Work instructions: This exercise calls for all the entries that follow to be set down exactly, without their images.

Exercise input:
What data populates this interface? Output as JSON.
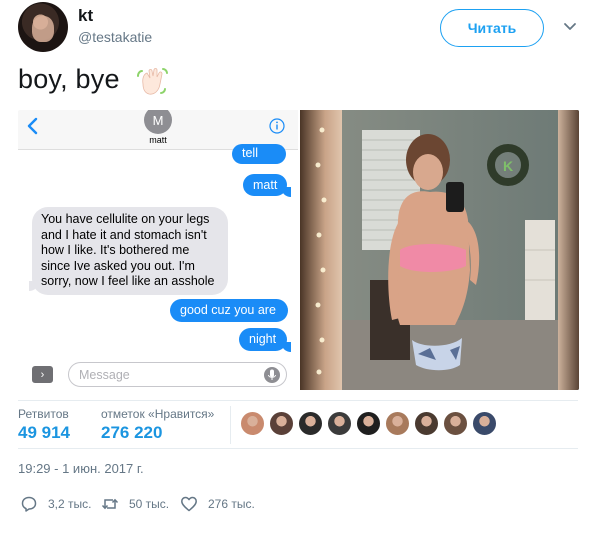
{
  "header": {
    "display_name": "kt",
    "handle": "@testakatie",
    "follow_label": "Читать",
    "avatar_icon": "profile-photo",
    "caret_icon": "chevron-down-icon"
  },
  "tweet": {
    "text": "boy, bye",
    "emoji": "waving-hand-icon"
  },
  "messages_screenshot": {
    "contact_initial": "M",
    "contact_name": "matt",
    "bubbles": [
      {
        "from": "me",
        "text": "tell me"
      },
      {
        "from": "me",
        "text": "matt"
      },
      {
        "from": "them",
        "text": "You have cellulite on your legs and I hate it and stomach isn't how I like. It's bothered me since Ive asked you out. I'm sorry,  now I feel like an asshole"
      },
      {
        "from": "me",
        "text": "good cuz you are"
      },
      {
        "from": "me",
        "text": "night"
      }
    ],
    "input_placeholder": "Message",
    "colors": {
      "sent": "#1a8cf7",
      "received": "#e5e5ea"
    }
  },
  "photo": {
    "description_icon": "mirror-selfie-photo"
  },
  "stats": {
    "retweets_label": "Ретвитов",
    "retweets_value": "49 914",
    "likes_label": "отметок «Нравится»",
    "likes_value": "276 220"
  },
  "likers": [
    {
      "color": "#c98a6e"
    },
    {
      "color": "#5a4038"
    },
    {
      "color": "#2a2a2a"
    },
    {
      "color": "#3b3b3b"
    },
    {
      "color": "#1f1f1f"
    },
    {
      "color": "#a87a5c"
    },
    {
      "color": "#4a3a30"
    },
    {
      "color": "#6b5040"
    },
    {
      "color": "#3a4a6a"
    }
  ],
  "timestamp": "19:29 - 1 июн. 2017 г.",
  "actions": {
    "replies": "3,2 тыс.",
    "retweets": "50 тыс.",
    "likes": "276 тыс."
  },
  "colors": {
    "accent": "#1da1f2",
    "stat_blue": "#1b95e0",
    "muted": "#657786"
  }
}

Your response:
What data populates this interface? Output as JSON.
{
  "header": {
    "display_name": "kt",
    "handle": "@testakatie",
    "follow_label": "Читать",
    "avatar_icon": "profile-photo",
    "caret_icon": "chevron-down-icon"
  },
  "tweet": {
    "text": "boy, bye",
    "emoji": "waving-hand-icon"
  },
  "messages_screenshot": {
    "contact_initial": "M",
    "contact_name": "matt",
    "bubbles": [
      {
        "from": "me",
        "text": "tell me"
      },
      {
        "from": "me",
        "text": "matt"
      },
      {
        "from": "them",
        "text": "You have cellulite on your legs and I hate it and stomach isn't how I like. It's bothered me since Ive asked you out. I'm sorry,  now I feel like an asshole"
      },
      {
        "from": "me",
        "text": "good cuz you are"
      },
      {
        "from": "me",
        "text": "night"
      }
    ],
    "input_placeholder": "Message",
    "colors": {
      "sent": "#1a8cf7",
      "received": "#e5e5ea"
    }
  },
  "photo": {
    "description_icon": "mirror-selfie-photo"
  },
  "stats": {
    "retweets_label": "Ретвитов",
    "retweets_value": "49 914",
    "likes_label": "отметок «Нравится»",
    "likes_value": "276 220"
  },
  "likers": [
    {
      "color": "#c98a6e"
    },
    {
      "color": "#5a4038"
    },
    {
      "color": "#2a2a2a"
    },
    {
      "color": "#3b3b3b"
    },
    {
      "color": "#1f1f1f"
    },
    {
      "color": "#a87a5c"
    },
    {
      "color": "#4a3a30"
    },
    {
      "color": "#6b5040"
    },
    {
      "color": "#3a4a6a"
    }
  ],
  "timestamp": "19:29 - 1 июн. 2017 г.",
  "actions": {
    "replies": "3,2 тыс.",
    "retweets": "50 тыс.",
    "likes": "276 тыс."
  },
  "colors": {
    "accent": "#1da1f2",
    "stat_blue": "#1b95e0",
    "muted": "#657786"
  }
}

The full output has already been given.